There is something uniquely destructive about sexual abuse carried out by religious figures. A report published this week accuses the Church of England of “collusion and cover-up” – for a period of almost 20 years – over the abuse of boys and young men by the former bishop of Gloucester, Peter Ball. The report does more than shred the reputation of George Carey, the archbishop of Canterbury when the allegations arose in 1993, though it does that very thoroughly.
Ball was a charismatic figure who specialised in ministry to young people, especially boys. He dressed as a monk and was the prior of a small religious order that he had founded with his identical twin brother Michael, who also became a bishop in due course. As bishop of Lewes Peter Ball arranged to have young men and boys living with him all the time for their “spiritual development”. A friend of mine, who was for a while one of them, said that “for a summer I really believed he was a kind of reincarnation of Francis of Assisi”.
He had connections with numerous public schools, and at least one of them offered counselling for boys who were suffering from homesickness. Those who were especially spiritually favoured would be invited to shower with him, pray with him naked, massage his legs for phlebitis (he wore nothing under his habit) and occasionally be beaten by him. One of his victims was the chaplain of a neighbouring bishop, but this was not what brought him down.
Everyone kept silent: some people knew; more should have known; many more half knew and preferred to keep it that way. Only when one of his victims attempted suicide did the matter become official. This young man, Neil Todd, survived the first attempt, and made a complaint to the church. He was fobbed off by Eric Kemp, who as bishop of Chichester had been Ball’s superior in Lewes. The next night Todd attempted suicide again. The bishops to whom the allegations had been made reported them to Carey, then archbishop of Canterbury. Todd’s parents reported them to the police.
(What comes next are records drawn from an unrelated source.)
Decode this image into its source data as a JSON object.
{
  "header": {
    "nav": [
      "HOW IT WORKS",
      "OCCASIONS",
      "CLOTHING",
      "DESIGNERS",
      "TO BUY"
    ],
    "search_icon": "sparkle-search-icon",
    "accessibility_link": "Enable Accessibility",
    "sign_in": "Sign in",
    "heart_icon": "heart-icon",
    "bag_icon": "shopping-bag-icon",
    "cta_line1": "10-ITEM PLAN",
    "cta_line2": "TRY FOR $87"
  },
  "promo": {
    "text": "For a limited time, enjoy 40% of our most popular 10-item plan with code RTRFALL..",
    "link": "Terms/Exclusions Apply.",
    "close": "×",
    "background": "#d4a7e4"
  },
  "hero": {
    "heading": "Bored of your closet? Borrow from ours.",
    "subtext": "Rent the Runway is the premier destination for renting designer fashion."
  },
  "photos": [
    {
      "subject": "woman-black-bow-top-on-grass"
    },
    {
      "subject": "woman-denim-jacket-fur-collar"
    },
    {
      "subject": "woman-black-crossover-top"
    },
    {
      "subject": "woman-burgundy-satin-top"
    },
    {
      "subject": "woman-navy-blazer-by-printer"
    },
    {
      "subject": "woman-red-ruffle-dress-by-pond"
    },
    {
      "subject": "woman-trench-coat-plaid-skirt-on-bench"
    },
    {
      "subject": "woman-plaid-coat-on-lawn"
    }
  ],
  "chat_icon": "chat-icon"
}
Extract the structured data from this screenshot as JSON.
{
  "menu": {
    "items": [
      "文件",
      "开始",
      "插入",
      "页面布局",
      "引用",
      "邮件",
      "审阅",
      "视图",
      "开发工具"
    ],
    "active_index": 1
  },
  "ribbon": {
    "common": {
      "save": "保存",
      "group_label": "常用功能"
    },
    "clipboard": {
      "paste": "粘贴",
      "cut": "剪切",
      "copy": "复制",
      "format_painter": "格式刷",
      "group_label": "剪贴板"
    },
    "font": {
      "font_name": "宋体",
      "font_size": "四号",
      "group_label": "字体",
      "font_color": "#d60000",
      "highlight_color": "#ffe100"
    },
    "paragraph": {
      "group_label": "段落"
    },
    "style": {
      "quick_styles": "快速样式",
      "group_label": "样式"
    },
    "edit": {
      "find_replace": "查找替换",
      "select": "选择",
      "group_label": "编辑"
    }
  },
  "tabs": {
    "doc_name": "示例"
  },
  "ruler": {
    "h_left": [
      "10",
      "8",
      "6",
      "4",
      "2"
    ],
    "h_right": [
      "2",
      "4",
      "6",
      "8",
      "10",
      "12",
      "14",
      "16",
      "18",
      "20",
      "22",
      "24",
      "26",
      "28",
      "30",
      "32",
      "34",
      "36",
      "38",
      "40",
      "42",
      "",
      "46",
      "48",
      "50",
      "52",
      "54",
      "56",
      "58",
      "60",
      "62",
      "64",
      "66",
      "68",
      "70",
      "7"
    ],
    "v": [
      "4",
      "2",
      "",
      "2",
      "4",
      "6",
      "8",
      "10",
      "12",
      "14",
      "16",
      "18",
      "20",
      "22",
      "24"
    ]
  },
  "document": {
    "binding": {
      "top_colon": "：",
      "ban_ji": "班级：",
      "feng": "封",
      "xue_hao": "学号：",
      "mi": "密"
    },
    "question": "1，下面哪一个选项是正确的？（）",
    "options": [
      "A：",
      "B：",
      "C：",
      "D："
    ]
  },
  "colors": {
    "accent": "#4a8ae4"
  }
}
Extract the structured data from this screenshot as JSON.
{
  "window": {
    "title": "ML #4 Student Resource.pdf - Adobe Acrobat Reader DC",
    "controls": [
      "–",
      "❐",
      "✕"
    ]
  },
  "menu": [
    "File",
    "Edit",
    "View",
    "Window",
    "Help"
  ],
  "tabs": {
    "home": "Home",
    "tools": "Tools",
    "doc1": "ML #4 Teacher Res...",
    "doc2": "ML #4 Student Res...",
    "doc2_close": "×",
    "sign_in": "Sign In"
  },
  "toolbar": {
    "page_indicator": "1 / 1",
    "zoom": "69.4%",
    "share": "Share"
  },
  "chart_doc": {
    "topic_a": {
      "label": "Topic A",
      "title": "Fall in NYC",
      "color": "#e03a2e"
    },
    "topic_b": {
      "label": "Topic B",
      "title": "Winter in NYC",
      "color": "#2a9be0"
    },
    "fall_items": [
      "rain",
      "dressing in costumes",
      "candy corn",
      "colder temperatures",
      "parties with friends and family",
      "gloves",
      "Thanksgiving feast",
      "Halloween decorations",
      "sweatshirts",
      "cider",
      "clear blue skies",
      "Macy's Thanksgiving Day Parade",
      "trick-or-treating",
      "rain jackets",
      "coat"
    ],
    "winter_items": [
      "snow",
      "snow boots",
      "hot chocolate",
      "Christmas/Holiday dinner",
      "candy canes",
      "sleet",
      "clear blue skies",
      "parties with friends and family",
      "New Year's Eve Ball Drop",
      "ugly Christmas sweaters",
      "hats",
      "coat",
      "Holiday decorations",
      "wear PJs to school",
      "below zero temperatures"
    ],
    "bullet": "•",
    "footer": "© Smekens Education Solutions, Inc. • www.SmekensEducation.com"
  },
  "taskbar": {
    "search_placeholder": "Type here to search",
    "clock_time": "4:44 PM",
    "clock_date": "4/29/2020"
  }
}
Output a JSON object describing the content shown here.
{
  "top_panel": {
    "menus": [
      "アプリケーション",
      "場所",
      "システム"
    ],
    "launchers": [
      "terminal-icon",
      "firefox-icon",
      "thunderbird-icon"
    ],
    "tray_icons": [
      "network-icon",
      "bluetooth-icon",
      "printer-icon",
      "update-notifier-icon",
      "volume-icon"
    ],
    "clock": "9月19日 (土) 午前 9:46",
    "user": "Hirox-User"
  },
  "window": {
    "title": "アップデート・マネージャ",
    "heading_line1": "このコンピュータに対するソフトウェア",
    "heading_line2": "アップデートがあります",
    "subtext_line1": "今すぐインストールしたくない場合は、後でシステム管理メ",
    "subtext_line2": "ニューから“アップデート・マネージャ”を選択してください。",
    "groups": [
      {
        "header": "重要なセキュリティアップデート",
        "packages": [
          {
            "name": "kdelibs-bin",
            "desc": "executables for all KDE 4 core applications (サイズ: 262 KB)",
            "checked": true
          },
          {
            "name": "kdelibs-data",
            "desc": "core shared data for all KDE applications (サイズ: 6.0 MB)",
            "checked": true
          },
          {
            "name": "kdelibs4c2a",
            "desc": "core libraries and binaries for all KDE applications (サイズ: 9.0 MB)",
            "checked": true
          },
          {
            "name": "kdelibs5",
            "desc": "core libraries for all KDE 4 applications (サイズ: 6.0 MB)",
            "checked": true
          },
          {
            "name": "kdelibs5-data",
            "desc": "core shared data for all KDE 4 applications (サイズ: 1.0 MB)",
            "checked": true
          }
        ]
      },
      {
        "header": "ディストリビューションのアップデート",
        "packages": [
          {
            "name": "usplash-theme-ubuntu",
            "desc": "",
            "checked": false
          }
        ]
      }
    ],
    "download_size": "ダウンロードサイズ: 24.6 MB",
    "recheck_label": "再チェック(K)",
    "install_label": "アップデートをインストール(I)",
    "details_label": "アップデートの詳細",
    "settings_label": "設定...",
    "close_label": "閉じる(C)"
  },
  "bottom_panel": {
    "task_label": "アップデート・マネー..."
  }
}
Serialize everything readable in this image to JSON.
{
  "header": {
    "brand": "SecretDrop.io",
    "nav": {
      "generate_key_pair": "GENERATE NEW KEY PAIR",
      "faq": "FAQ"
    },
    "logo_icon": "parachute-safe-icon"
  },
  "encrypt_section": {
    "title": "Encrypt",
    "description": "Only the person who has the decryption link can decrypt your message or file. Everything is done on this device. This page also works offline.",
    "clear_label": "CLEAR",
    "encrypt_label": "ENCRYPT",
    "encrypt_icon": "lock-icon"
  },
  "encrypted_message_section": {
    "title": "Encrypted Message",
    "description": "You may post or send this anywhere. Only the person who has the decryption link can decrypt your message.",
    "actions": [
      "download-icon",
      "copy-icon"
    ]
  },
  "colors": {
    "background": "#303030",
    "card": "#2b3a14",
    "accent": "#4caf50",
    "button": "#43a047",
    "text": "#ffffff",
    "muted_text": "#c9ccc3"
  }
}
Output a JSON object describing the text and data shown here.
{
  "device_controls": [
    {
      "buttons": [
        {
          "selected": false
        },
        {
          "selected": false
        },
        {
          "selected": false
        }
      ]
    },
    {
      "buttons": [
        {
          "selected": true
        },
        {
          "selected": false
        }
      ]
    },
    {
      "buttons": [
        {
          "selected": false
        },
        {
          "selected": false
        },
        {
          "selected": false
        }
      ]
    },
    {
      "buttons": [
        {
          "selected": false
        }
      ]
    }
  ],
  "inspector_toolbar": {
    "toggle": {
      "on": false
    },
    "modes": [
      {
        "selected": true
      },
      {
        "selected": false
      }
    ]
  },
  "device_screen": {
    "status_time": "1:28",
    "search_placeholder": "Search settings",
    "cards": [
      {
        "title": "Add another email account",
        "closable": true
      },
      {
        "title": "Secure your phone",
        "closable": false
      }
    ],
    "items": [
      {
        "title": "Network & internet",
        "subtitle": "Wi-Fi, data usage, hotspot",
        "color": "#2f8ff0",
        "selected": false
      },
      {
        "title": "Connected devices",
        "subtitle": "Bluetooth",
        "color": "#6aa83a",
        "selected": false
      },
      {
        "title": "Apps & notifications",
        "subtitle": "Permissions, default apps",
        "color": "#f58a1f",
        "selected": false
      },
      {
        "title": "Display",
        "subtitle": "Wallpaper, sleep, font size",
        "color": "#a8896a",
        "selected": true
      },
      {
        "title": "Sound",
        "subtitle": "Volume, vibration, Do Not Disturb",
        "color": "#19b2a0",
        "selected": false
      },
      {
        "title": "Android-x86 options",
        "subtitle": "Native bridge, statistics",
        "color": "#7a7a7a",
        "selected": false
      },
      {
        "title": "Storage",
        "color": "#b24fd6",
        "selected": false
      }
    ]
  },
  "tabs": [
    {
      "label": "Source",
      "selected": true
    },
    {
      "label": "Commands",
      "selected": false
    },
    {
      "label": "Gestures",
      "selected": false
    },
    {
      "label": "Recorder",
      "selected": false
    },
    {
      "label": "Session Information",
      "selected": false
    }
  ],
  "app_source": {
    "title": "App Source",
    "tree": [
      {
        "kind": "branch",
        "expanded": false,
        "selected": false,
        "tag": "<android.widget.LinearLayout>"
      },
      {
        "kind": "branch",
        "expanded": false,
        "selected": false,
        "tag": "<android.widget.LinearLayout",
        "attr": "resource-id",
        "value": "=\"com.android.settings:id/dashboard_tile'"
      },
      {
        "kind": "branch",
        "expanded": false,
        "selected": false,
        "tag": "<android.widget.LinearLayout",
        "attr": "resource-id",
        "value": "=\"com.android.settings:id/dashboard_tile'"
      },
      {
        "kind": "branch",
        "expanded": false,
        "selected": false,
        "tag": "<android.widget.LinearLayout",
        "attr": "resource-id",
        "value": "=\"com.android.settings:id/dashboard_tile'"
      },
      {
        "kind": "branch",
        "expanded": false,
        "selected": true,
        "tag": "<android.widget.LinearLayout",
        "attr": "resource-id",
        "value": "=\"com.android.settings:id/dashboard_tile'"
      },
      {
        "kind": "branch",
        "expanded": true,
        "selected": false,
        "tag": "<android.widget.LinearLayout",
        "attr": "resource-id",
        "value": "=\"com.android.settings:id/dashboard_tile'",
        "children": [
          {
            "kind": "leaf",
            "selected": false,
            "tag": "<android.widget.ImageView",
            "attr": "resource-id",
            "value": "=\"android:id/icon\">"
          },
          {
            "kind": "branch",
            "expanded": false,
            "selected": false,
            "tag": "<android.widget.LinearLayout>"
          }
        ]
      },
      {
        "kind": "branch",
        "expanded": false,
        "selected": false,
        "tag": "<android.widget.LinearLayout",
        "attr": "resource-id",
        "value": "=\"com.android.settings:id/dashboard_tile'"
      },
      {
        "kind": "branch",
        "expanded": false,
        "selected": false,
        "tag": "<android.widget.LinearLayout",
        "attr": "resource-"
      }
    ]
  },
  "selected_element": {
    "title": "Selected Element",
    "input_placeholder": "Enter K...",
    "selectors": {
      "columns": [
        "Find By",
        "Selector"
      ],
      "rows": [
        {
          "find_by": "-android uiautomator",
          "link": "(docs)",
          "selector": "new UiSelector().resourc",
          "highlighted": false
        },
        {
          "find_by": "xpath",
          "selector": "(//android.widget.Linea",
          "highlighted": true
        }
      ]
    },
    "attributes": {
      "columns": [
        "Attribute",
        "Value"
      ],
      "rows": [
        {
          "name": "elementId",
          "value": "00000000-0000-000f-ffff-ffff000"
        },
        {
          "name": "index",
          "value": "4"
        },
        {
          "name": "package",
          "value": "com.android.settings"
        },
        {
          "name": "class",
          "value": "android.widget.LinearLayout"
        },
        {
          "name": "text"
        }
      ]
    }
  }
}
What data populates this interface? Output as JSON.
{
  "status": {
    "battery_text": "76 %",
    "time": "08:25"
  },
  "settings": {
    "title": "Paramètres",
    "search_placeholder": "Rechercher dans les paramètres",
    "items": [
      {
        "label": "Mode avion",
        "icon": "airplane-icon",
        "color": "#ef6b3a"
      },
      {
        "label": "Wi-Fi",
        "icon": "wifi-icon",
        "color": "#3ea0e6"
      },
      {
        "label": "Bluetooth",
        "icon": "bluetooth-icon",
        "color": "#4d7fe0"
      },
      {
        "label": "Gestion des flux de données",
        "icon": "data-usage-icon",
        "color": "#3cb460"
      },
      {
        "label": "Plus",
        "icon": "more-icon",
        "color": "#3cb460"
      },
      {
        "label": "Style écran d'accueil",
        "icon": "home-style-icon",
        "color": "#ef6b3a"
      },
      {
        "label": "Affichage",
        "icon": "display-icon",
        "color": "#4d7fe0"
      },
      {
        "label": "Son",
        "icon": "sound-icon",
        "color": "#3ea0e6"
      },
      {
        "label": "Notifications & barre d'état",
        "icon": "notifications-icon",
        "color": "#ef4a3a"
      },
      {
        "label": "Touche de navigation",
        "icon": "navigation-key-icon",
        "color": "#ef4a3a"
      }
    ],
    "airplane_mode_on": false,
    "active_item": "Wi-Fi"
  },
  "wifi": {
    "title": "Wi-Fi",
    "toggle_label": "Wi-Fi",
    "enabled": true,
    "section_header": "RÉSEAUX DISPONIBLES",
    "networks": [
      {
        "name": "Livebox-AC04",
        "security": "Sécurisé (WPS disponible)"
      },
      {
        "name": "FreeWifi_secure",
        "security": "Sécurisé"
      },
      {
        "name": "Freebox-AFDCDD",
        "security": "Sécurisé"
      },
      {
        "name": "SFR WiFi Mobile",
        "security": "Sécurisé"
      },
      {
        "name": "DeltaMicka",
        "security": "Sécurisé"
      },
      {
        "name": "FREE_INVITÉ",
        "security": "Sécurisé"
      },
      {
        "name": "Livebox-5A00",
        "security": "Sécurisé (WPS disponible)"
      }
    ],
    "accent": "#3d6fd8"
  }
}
Some of the bishops involved appear to have been concerned above all to avoid scandal. Others seem to have understood Ball as a truly spiritual figure, and this gets to the heart of his wickedness. Sexuality and spirituality are very closely connected. A spiritual leader is one who has charisma, power and sexual attractiveness – even, or especially, if he is supposed to be celibate, as gay clergy are in most parts of the Church of England.
This power is particularly strong over people who willingly expose their own weaknesses and inadequacies. Particularly in the brutal confines of an all-male adolescent society, boys will tell a priest things they would never tell anyone else. And the spiritual leader – the shaman – is uniquely placed to take the terrifying surges of adolescent sexuality and tame them with meaning. This can look absurd from the outside, but it is also very powerful when the desires involved are in some sense forbidden.
Both Ball and the evangelical QC John Smyth would get their victims to admit to masturbation and then beat them – though Ball made one of his roll around naked in the snow first. But the outward absurdity, and the elaborate justifications for the violence, can only have increased the humiliation and the sense of powerlessness of the victims. The spiritual abuser is in a unique position to manipulate the emotions of the victims, and to promote their own self-hatred.
Neil Todd made a third, successful attempt at suicide in 2012, when the inquiry into Peter Ball reopened. Those who ignored his suffering because they were more concerned with the church’s reputation deserve the disgrace into which they now are plunged.